* **The task**
Needed from the entries below: every line that holds the word "label".

*** Data Section Begins ***

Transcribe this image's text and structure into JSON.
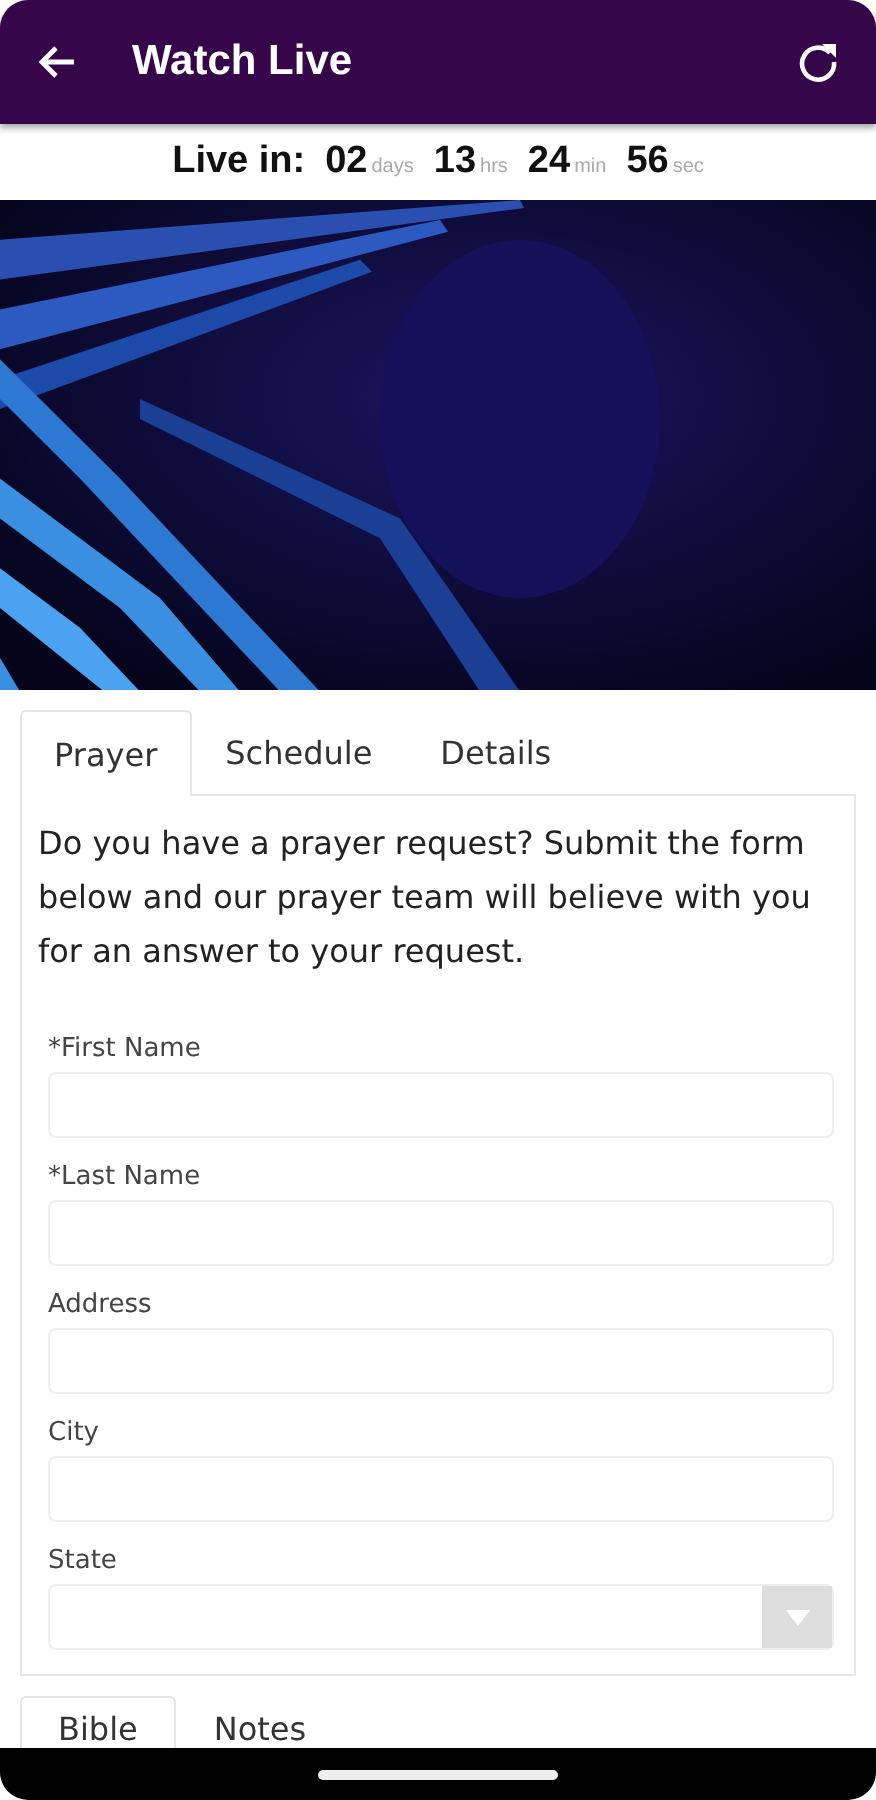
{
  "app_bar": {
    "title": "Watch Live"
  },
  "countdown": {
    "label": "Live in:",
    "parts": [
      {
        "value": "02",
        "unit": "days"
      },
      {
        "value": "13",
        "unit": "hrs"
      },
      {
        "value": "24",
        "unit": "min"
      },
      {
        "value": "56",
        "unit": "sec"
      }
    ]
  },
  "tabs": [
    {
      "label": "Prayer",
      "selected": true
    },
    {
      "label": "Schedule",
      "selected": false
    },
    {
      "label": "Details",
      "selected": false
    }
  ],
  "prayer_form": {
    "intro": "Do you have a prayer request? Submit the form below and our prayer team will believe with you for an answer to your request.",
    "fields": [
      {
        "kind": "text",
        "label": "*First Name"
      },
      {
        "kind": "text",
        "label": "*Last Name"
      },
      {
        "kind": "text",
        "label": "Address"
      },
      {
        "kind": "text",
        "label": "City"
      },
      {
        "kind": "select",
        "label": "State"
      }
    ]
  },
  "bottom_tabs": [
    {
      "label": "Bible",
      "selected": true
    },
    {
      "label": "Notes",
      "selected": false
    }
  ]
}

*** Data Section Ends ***

* **Response**
    "label": "Live in:",
      "label": "Prayer",
      "label": "Schedule",
      "label": "Details",
        "label": "*First Name"
        "label": "*Last Name"
        "label": "Address"
        "label": "City"
        "label": "State"
      "label": "Bible",
      "label": "Notes",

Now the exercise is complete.